I’ve been using a custom kernel for a long time, mostly because I needed several patches for the Asus M2400N and it was a lot easier to grab a ready made kernel from Tuxmobil.org.
Hence, I’ve been running 2.6.9 for a long time, and had a few problems. For example, I haven’t been able to upgrade udev for quite some time, since it now requires 2.6.12 or later.
Anyway, I decided to try and take the short road, and just install a stock debian kernel and see what happens. In the end it turned out quite succesful, though not 100%. There are a few problems to look into.
First I just did an
apt-get install linux-image-2.6.15-1-686
It wanted to upgrade udev too, which caused some problems, but in the end I managed to install the kernel. I had to purge udev completely first, though.
My old kernel had several patches applied: Software Suspend 2, ACPI4Asus and the IPW2200 wireless driver.
The new kernel booted without a hitch.
The ipw2200 driver didn’t load because of a firmware mismatch. I hooked up a cable and downloaded the new firmware, and rebooted, which solved that problem.
The laptop has a lot of extra buttons, which generate ACPI events. Only the power button worked under 2.6.15, but I found an asus_acpi module which did the trick. It used to be a patch, but obviously its a lot better having it as a module.
The SpeedStep functions of the Centrino CPU didn’t work, but once again there was a module: centrino_speedstep. That and cpufreq_ondemand solved the problem and cpu frequency scaling worked again.

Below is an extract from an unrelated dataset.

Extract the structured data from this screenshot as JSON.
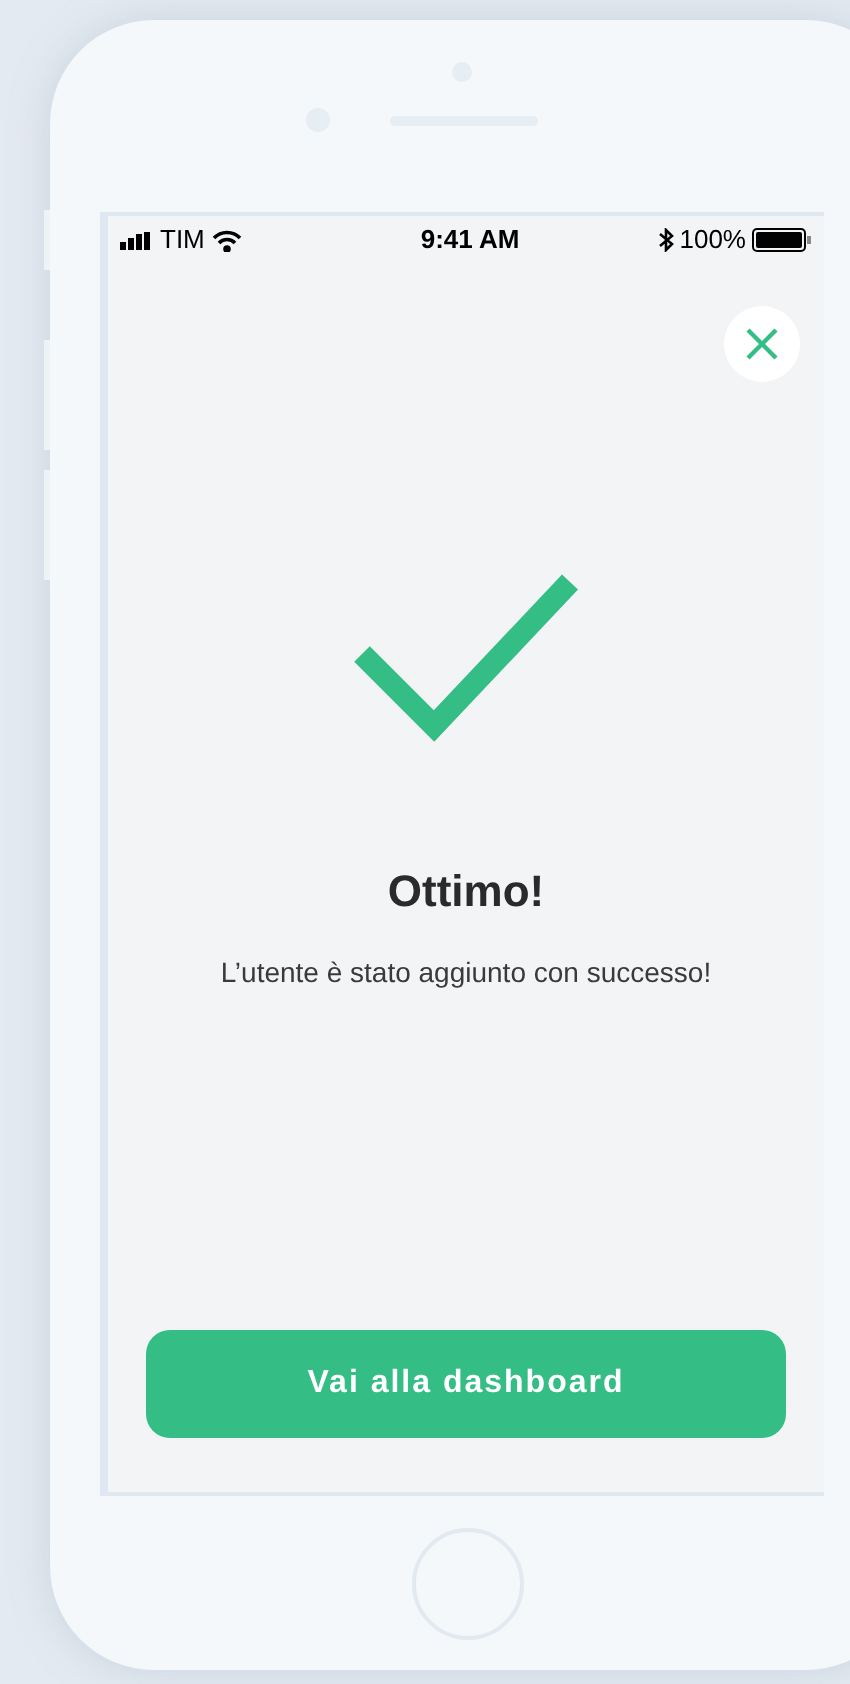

The only remaining issue is hibernation. A bit of googling and looking in /boot/config-2.6.15-1-686 showed that the stock Debian kernel has Software Suspend (v1, not v2) compiled in. It is somewhat simpler than SWSUSP2 but worth a try to save some time.
A first test with suspend to memory failed miserably to resume.
Switching to suspend to disk, I had to change the kernel option “resume2” to “resume” and reboot. I also had to correct /etc/hibernate/hibernate.conf to use SWSUSP instead of SWSUSP2.
Now I can hibernate (to disk) and resume, both from a console and from within X Windows. The interface isn’t as nice as Software Suspend 2, but I can live with that. In any case, hibernation is a nice-to-have for me, not a must-have.
I do have one problem. My USB mouse was dead after a resume. Unloading and loading of modules didn’t help much, neither did unplugging and re-attaching the mouse, and a comparison of the modules loaded just after a clean reboot and after a resume didn’t show any differences. Thats one thing I have to research a bit more.
The conclusion must be that this laptop can now be used with a stock Debian kernel and the appropriate modules. Thats certain a nice step forward as it will make future upgrades a lot easier.
I actually update my kernel quite often — every 2 versions or so — and almost always it goes without a hitch. However, I haven’t dealt with the laptop-hardware or other specifics. I might just try this …
In any case, my upgrade to 2.6.15 went fine on my laptop. However, when I booted up my home machine (currently on 2.6.12) I wasn’t able to write to some directories like /etc/ as root even though the permissions were set right. I suspect that it has something to do with the Reiserfs which I have for root. Have you or has anyone else reading this list heard of something like this happening?